Applies to both coins and paper money. Many use the word currency for paper money only. Currency is legal tender.
Found on http://www.encyclo.co.uk/local/10143
Cash, cheques etc. which circulate in an economy as an accepted means of... <a target=_blank href='http://www.finance-glossary.com/terms/currency.htm?id=341&ginPtrCode=00000&PopupMode=false' title='Read full definition of currency'>more</a>
Found on http://www.finance-glossary.com/pages/home.htm
Currency is any medium of exchange by which the processes of trade are facilitated. Originally all exchanges may be supposed .to have been made directly by barter, one commodity being exchanged against another according to the convenience of the particular holders. In barter, however, it would obviously be often difficult to find two persons whose ...Found on http://www.probertencyclopaedia.com/browse/JC.HTM

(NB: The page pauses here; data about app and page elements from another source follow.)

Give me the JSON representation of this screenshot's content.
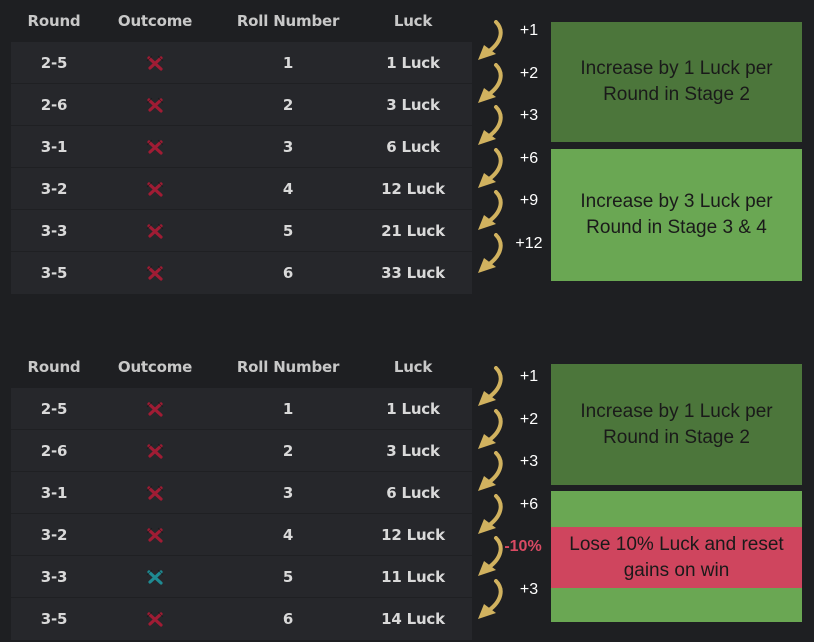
{
  "colors": {
    "background": "#1e1f22",
    "table_bg": "#26272b",
    "loss_icon": "#a01c34",
    "win_icon": "#1f8a92",
    "arrow": "#d1b25f",
    "dark_green": "#4c763b",
    "light_green": "#6aa753",
    "red": "#cf455e",
    "negative_text": "#d94a63"
  },
  "tables": [
    {
      "headers": [
        "Round",
        "Outcome",
        "Roll Number",
        "Luck"
      ],
      "rows": [
        {
          "round": "2-5",
          "outcome": "loss",
          "outcome_icon": "crossed-swords-loss-icon",
          "roll": "1",
          "luck": "1 Luck"
        },
        {
          "round": "2-6",
          "outcome": "loss",
          "outcome_icon": "crossed-swords-loss-icon",
          "roll": "2",
          "luck": "3 Luck"
        },
        {
          "round": "3-1",
          "outcome": "loss",
          "outcome_icon": "crossed-swords-loss-icon",
          "roll": "3",
          "luck": "6 Luck"
        },
        {
          "round": "3-2",
          "outcome": "loss",
          "outcome_icon": "crossed-swords-loss-icon",
          "roll": "4",
          "luck": "12 Luck"
        },
        {
          "round": "3-3",
          "outcome": "loss",
          "outcome_icon": "crossed-swords-loss-icon",
          "roll": "5",
          "luck": "21 Luck"
        },
        {
          "round": "3-5",
          "outcome": "loss",
          "outcome_icon": "crossed-swords-loss-icon",
          "roll": "6",
          "luck": "33 Luck"
        }
      ],
      "increments": [
        "+1",
        "+2",
        "+3",
        "+6",
        "+9",
        "+12"
      ],
      "notes": [
        {
          "text": "Increase by 1 Luck per Round in Stage 2",
          "color": "dark-green"
        },
        {
          "text": "Increase by 3 Luck per Round in Stage 3 & 4",
          "color": "light-green"
        }
      ]
    },
    {
      "headers": [
        "Round",
        "Outcome",
        "Roll Number",
        "Luck"
      ],
      "rows": [
        {
          "round": "2-5",
          "outcome": "loss",
          "outcome_icon": "crossed-swords-loss-icon",
          "roll": "1",
          "luck": "1 Luck"
        },
        {
          "round": "2-6",
          "outcome": "loss",
          "outcome_icon": "crossed-swords-loss-icon",
          "roll": "2",
          "luck": "3 Luck"
        },
        {
          "round": "3-1",
          "outcome": "loss",
          "outcome_icon": "crossed-swords-loss-icon",
          "roll": "3",
          "luck": "6 Luck"
        },
        {
          "round": "3-2",
          "outcome": "loss",
          "outcome_icon": "crossed-swords-loss-icon",
          "roll": "4",
          "luck": "12 Luck"
        },
        {
          "round": "3-3",
          "outcome": "win",
          "outcome_icon": "crossed-swords-win-icon",
          "roll": "5",
          "luck": "11 Luck"
        },
        {
          "round": "3-5",
          "outcome": "loss",
          "outcome_icon": "crossed-swords-loss-icon",
          "roll": "6",
          "luck": "14 Luck"
        }
      ],
      "increments": [
        "+1",
        "+2",
        "+3",
        "+6",
        "-10%",
        "+3"
      ],
      "notes": [
        {
          "text": "Increase by 1 Luck per Round in Stage 2",
          "color": "dark-green"
        },
        {
          "text": "Lose 10% Luck and reset gains on win",
          "color": "red"
        }
      ]
    }
  ]
}
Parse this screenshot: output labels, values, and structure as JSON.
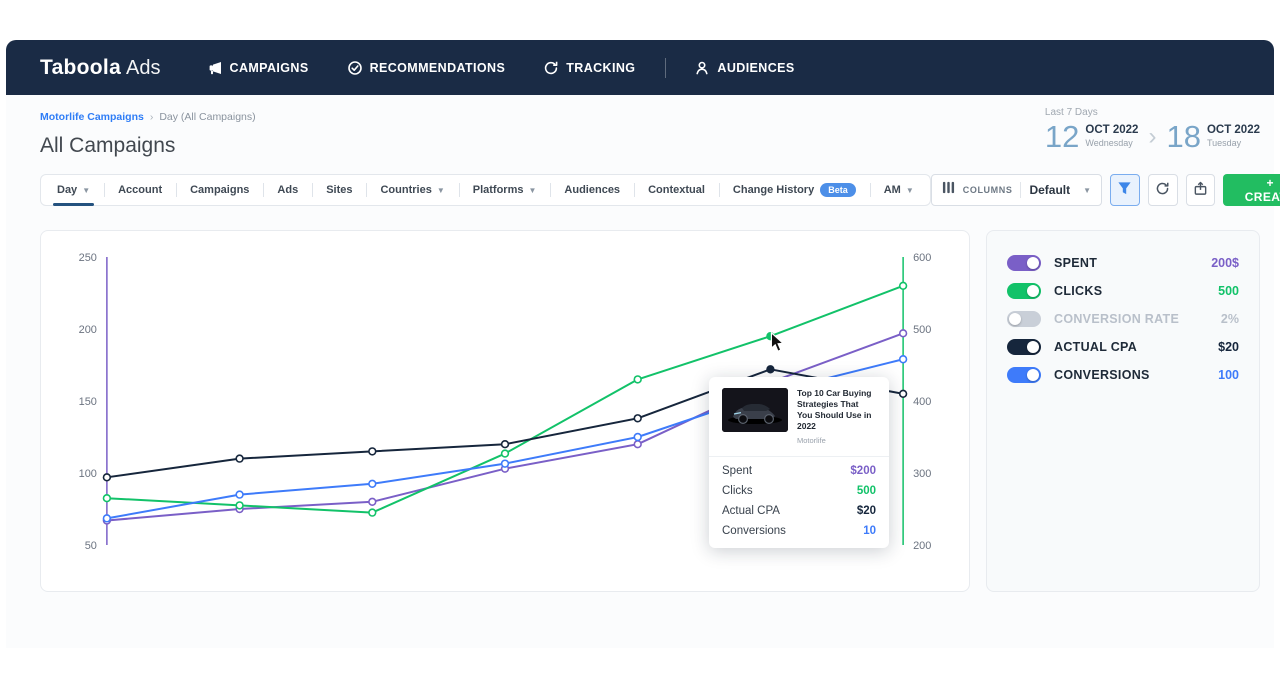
{
  "brand": {
    "logo_main": "Taboola",
    "logo_sub": "Ads"
  },
  "nav": {
    "items": [
      {
        "label": "CAMPAIGNS",
        "icon": "megaphone-icon"
      },
      {
        "label": "RECOMMENDATIONS",
        "icon": "check-circle-icon"
      },
      {
        "label": "TRACKING",
        "icon": "sync-icon"
      },
      {
        "label": "AUDIENCES",
        "icon": "person-icon"
      }
    ]
  },
  "breadcrumb": {
    "link": "Motorlife Campaigns",
    "separator": "›",
    "current": "Day (All Campaigns)"
  },
  "page": {
    "title": "All Campaigns"
  },
  "date_range": {
    "label": "Last 7 Days",
    "start_day": "12",
    "start_month": "OCT 2022",
    "start_weekday": "Wednesday",
    "chevron": "›",
    "end_day": "18",
    "end_month": "OCT 2022",
    "end_weekday": "Tuesday"
  },
  "toolbar": {
    "tabs": [
      {
        "label": "Day",
        "dropdown": true,
        "active": true
      },
      {
        "label": "Account"
      },
      {
        "label": "Campaigns"
      },
      {
        "label": "Ads"
      },
      {
        "label": "Sites"
      },
      {
        "label": "Countries",
        "dropdown": true
      },
      {
        "label": "Platforms",
        "dropdown": true
      },
      {
        "label": "Audiences"
      },
      {
        "label": "Contextual"
      },
      {
        "label": "Change History",
        "badge": "Beta"
      },
      {
        "label": "AM",
        "dropdown": true
      }
    ],
    "columns_label": "COLUMNS",
    "columns_value": "Default",
    "create_label": "+ CREATE",
    "accent_blue": "#3d86e8",
    "accent_green": "#22bd61"
  },
  "legend": {
    "items": [
      {
        "label": "SPENT",
        "value": "200$",
        "color": "#7a5fc7",
        "on": true
      },
      {
        "label": "CLICKS",
        "value": "500",
        "color": "#12c269",
        "on": true
      },
      {
        "label": "CONVERSION RATE",
        "value": "2%",
        "color": "#c9cfd8",
        "on": false
      },
      {
        "label": "ACTUAL CPA",
        "value": "$20",
        "color": "#16263c",
        "on": true
      },
      {
        "label": "CONVERSIONS",
        "value": "100",
        "color": "#3e7bfa",
        "on": true
      }
    ],
    "off_text_color": "#b9c0ca"
  },
  "tooltip": {
    "title": "Top 10 Car Buying Strategies That You Should Use in 2022",
    "source": "Motorlife",
    "rows": [
      {
        "label": "Spent",
        "value": "$200",
        "color": "#7a5fc7"
      },
      {
        "label": "Clicks",
        "value": "500",
        "color": "#12c269"
      },
      {
        "label": "Actual CPA",
        "value": "$20",
        "color": "#16263c"
      },
      {
        "label": "Conversions",
        "value": "10",
        "color": "#3e7bfa"
      }
    ]
  },
  "chart_data": {
    "type": "line",
    "x": [
      1,
      2,
      3,
      4,
      5,
      6,
      7
    ],
    "x_label": "",
    "grid": false,
    "left_axis": {
      "min": 50,
      "max": 250,
      "ticks": [
        250,
        200,
        150,
        100,
        50
      ],
      "color": "#7a5fc7"
    },
    "right_axis": {
      "min": 200,
      "max": 600,
      "ticks": [
        600,
        500,
        400,
        300,
        200
      ],
      "color": "#12c269"
    },
    "series": [
      {
        "name": "SPENT",
        "axis": "left",
        "color": "#7a5fc7",
        "values": [
          67,
          75,
          80,
          103,
          120,
          163,
          197
        ]
      },
      {
        "name": "CLICKS",
        "axis": "right",
        "color": "#12c269",
        "values": [
          265,
          255,
          245,
          327,
          430,
          490,
          560
        ]
      },
      {
        "name": "ACTUAL CPA",
        "axis": "left",
        "color": "#16263c",
        "values": [
          97,
          110,
          115,
          120,
          138,
          172,
          155
        ]
      },
      {
        "name": "CONVERSIONS",
        "axis": "right",
        "color": "#3e7bfa",
        "values": [
          237,
          270,
          285,
          313,
          350,
          412,
          458
        ]
      }
    ],
    "hover_index": 5
  }
}
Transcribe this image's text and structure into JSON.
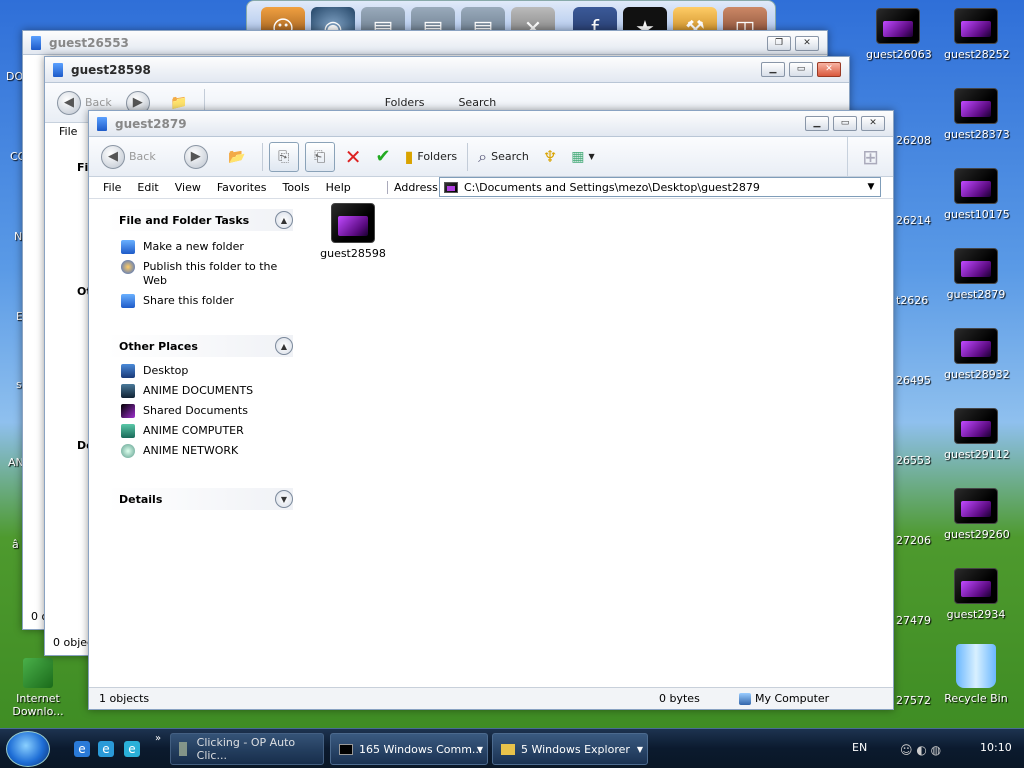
{
  "desktop": {
    "right_col1": [
      "guest26063",
      "guest26208",
      "guest26214",
      "guest2626",
      "guest26495",
      "guest26553",
      "guest27206",
      "guest27479",
      "guest27572"
    ],
    "right_col1_visible": [
      "guest26063",
      "26208",
      "26214",
      "t2626",
      "26495",
      "26553",
      "27206",
      "27479",
      "27572"
    ],
    "right_col2": [
      "guest28252",
      "guest28373",
      "guest10175",
      "guest2879",
      "guest28932",
      "guest29112",
      "guest29260",
      "guest2934",
      "Recycle Bin"
    ],
    "left_partial": [
      "DO",
      "CO",
      "N",
      "E",
      "s",
      "AN",
      "â",
      "Internet Downlo..."
    ]
  },
  "windows": {
    "back1": {
      "title": "guest26553",
      "status": "0 o"
    },
    "back2": {
      "title": "guest28598",
      "menu_file": "File",
      "back": "Back",
      "folders": "Folders",
      "search": "Search",
      "status": "0 objec",
      "side_f": "Fi",
      "side_o": "Ot",
      "side_d": "De"
    },
    "front": {
      "title": "guest2879",
      "toolbar": {
        "back": "Back",
        "folders": "Folders",
        "search": "Search"
      },
      "menu": [
        "File",
        "Edit",
        "View",
        "Favorites",
        "Tools",
        "Help"
      ],
      "address_label": "Address",
      "address_value": "C:\\Documents and Settings\\mezo\\Desktop\\guest2879",
      "tasks": {
        "header": "File and Folder Tasks",
        "items": [
          "Make a new folder",
          "Publish this folder to the Web",
          "Share this folder"
        ]
      },
      "places": {
        "header": "Other Places",
        "items": [
          "Desktop",
          "ANIME DOCUMENTS",
          "Shared Documents",
          "ANIME COMPUTER",
          "ANIME NETWORK"
        ]
      },
      "details": {
        "header": "Details"
      },
      "content_items": [
        "guest28598"
      ],
      "status": {
        "objects": "1 objects",
        "size": "0 bytes",
        "location": "My Computer"
      }
    }
  },
  "taskbar": {
    "buttons": [
      "Clicking - OP Auto Clic...",
      "165 Windows Comm...",
      "5 Windows Explorer"
    ],
    "lang": "EN",
    "time": "10:10"
  }
}
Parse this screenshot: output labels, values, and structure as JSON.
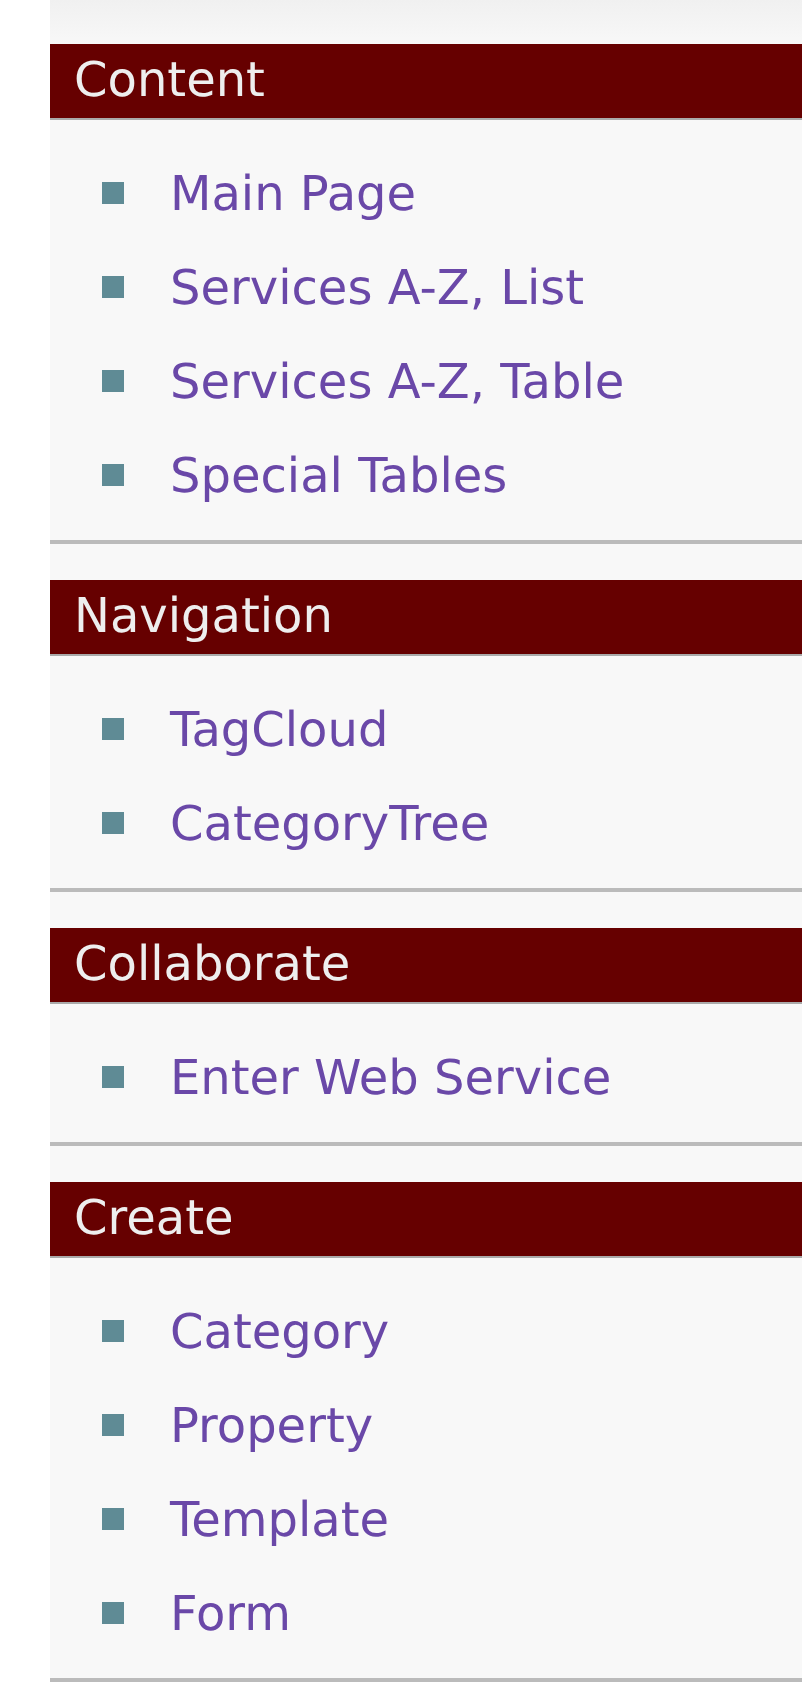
{
  "sections": [
    {
      "title": "Content",
      "items": [
        "Main Page",
        "Services A-Z, List",
        "Services A-Z, Table",
        "Special Tables"
      ]
    },
    {
      "title": "Navigation",
      "items": [
        "TagCloud",
        "CategoryTree"
      ]
    },
    {
      "title": "Collaborate",
      "items": [
        "Enter Web Service"
      ]
    },
    {
      "title": "Create",
      "items": [
        "Category",
        "Property",
        "Template",
        "Form"
      ]
    }
  ]
}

Currency is old Australian slang for native-born Australians, as distinct from British immigrants.Found on http://www.probertencyclopaedia.com/browse/ZCA.HTM
currency: see money.Found on http://www.infoplease.com/ce6/bus/A0912320.html
in industrialized nations, portion of the national money supply, consisting of bank notes and government-issued paper money and coins, that does not ... [42 related articles]Found on http://www.britannica.com/eb/a-z/c/170
Money. Found on http://www.encyclo.co.uk/local/20047
See paper money.
Found on http://www.encyclo.co.uk/local/10142
The currency column on the hotlist view shows the currency that a stock is quoted in. This is displayed in the ISO 4217 format plus GBX and USX for Great British pence and US cents. Common codes include GBP - Great British Pounds, GBX - Great British Pence, USD - US Dollars, USX - US Cents, EUR - Euros.Found on http://www.encyclo.co.uk/local/21430
The legally specified monetary system of a country. The German word is 'Währung', etymologically linked to 'Gewähr', guarantee. The term therefore originally alludes as well to the guarantee of fineness, fine weight and value of a coin.
Found on http://www.austrian-mint.com/5
No exact match found